● **Records**
- - -

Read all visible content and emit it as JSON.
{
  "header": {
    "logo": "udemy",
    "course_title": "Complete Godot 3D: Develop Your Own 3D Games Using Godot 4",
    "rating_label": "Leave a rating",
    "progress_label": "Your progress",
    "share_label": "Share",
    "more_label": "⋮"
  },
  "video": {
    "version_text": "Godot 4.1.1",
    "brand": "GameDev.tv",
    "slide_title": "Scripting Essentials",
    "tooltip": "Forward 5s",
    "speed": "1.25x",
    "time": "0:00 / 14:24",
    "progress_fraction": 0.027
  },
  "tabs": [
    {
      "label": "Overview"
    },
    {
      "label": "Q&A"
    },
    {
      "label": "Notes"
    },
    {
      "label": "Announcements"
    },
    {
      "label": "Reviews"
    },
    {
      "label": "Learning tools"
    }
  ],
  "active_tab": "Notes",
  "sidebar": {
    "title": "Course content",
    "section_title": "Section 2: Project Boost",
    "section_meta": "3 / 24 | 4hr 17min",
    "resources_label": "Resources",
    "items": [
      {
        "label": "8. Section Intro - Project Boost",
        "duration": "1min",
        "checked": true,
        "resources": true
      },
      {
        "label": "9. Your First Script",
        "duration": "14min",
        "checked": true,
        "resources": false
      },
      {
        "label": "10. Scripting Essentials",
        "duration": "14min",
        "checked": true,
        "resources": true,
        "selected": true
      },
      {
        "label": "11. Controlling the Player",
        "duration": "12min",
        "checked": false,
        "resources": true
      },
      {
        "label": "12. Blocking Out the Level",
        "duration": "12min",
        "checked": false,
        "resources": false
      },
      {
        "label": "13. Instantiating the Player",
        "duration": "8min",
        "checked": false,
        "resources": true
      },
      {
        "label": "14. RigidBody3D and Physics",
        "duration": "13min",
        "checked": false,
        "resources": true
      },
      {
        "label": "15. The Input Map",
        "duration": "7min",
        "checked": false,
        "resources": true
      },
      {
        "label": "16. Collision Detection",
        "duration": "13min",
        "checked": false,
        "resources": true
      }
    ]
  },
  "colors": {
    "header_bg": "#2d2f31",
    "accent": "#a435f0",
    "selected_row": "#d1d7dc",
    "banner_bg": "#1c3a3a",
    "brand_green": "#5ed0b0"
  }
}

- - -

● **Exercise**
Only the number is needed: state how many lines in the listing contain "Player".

● **Written response**
2